Did you know there aren’t a lot of books that start with Q?
Well, there aren’t. I went looking for one when I started this series, and when I found Quiet by Susan Cain, I thought to myself in true introvert fashion, “Self, we should read that book anyway.”
So I picked it up.
That was somewhere around Day E, and as it’s a “denser” nonfiction book, I’m only about halfway through it. The A-Z challenge won’t wait for me to finish, however, and I’ve already learned quite a bit, so we will power on.
Cain starts by setting up how our society works against the natural inclinations of introverts.
It makes sense that so many introverts hide even from themselves. We live with a value system that I call the Extrovert Ideal–the omnipresent belief that the ideal self is gregarious, alpha, and comfortable in the spotlight. The archetypal extrovert prefers action to contemplation, risk-taking to heed-taking, certainty to doubt. He favors quick decisions, even at the risk of being wrong.
The whole following section explores the Extrovert Ideal (I read the chapter about Tony Robbins literally a day before he was trending on Twitter, and considering I hadn’t heard of him before, I figured that was a sign from the universe or something). In the section called The Myth of Charismatic Leadership, Cain visits Harvard Business School, where it seems there are no students on the “quieter side,” and examines the correlation between “talkers” and “leaders.”
If we assume that quiet and loud people have roughly the same number of good (and bad) ideas, then we should worry if the louder and more forceful people always carry the day. This would mean that an awful lot of bad ideas prevail while good ones get squashed. Yet studies in group dynamics suggest that this is exactly what happens. We perceive talkers as smarter than quiet types–even though grade-point averages and SAT and intelligence test scores reveal this perception to be inaccurate.
Seeing as I’m not running a company, I found the next section, When Collaboration Kills Creativity, to be more applicable to my life. In discussing an apparent creative advantage held by introverts, Cain asserts that the simple drive to work in a solitary environment encourages innovation. However, current business and education practices are often centered around collaboration, which Cain calls New Groupthink.
The New Groupthink elevates teamwork above all else. It insists that creativity and intellectual achievement come from a gregarious place.
Following this is a discussion of nature vs. nurture: are we born introverted or made that way? Why are some paralyzed by taking the stage and speaking in front of people (a fear greater than that of death for many)?
One theory…holds that when our ancestors lived on the savannah, being watched intently meant only one thing: a wild animal was stalking us. And when we think we’re about to be eaten, do we stand tall and hold forth confidently? No. We run.
It’s also why exhortations to imagine the audience in the nude don’t help nervous speakers; naked lions are just as dangerous as elegantly dressed ones.

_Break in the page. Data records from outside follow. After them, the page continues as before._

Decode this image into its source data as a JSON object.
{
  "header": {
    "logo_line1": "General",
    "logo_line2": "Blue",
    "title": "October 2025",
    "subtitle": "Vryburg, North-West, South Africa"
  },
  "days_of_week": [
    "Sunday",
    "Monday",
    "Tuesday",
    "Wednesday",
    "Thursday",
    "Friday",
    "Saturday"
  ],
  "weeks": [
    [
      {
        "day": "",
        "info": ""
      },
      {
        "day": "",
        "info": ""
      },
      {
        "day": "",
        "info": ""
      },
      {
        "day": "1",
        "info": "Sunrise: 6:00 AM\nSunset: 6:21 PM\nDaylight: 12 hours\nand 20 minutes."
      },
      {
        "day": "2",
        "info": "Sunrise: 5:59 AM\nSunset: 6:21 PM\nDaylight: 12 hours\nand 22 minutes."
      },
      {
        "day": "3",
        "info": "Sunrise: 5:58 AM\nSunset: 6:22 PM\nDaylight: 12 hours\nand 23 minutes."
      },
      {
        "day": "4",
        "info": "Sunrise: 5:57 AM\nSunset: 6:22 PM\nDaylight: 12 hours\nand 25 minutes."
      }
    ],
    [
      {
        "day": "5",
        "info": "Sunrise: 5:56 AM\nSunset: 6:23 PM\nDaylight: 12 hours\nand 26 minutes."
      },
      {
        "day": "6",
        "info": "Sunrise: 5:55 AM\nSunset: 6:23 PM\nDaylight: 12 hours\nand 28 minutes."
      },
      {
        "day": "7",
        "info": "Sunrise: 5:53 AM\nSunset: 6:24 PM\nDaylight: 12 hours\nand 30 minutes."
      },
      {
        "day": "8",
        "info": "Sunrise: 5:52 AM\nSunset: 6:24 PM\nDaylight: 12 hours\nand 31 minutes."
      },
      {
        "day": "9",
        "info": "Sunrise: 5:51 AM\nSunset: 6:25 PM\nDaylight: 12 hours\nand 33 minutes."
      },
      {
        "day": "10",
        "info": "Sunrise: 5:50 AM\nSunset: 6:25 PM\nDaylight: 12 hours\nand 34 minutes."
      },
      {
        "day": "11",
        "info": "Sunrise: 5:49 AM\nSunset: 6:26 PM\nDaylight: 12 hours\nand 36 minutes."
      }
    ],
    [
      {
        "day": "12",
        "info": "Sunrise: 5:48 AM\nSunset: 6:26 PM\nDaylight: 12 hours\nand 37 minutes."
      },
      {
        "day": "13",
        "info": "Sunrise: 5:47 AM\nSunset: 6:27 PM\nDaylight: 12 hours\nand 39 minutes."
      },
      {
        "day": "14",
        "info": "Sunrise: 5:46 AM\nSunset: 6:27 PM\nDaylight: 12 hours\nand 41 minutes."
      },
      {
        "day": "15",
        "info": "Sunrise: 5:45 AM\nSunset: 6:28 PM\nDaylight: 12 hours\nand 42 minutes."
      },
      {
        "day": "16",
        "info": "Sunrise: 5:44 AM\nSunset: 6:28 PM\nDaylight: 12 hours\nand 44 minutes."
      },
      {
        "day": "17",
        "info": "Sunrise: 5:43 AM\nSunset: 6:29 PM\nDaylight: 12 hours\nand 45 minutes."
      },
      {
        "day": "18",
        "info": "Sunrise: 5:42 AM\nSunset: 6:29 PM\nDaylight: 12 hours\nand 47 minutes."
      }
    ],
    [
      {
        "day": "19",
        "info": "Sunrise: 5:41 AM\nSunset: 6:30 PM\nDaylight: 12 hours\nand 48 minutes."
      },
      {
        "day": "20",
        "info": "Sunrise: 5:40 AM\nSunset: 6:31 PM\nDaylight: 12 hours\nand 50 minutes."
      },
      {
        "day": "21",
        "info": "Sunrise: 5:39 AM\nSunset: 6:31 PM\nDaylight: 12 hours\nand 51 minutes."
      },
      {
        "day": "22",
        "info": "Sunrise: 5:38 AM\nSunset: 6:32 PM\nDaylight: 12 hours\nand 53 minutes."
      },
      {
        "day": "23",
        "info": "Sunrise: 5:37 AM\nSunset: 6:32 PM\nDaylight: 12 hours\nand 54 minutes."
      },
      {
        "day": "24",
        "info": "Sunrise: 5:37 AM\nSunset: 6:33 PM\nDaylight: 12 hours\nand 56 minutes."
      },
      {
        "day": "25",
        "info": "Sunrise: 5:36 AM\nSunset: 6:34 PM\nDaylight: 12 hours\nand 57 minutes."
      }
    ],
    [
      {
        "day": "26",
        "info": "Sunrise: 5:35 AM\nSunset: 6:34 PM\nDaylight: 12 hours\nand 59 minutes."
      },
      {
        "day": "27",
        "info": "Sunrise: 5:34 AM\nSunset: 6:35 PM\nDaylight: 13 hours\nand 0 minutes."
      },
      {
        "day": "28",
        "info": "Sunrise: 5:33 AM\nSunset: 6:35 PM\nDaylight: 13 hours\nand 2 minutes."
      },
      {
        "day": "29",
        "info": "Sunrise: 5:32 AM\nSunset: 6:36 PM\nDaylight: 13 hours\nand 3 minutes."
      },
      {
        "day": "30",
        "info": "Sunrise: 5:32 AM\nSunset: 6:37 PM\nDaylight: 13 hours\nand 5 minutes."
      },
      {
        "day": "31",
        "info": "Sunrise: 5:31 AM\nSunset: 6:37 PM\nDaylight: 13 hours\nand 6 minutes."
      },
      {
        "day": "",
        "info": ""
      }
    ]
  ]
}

What I have yet to read is a section about introversion in different cultures that I think will be very interesting. After that comes a section on how to function best as an introvert–this last part may warrant its own post later.
What Q titles are in your Bookbag? (This question hasn’t been widely answered for the other letters so I’m not expecting much for Q. Ha.)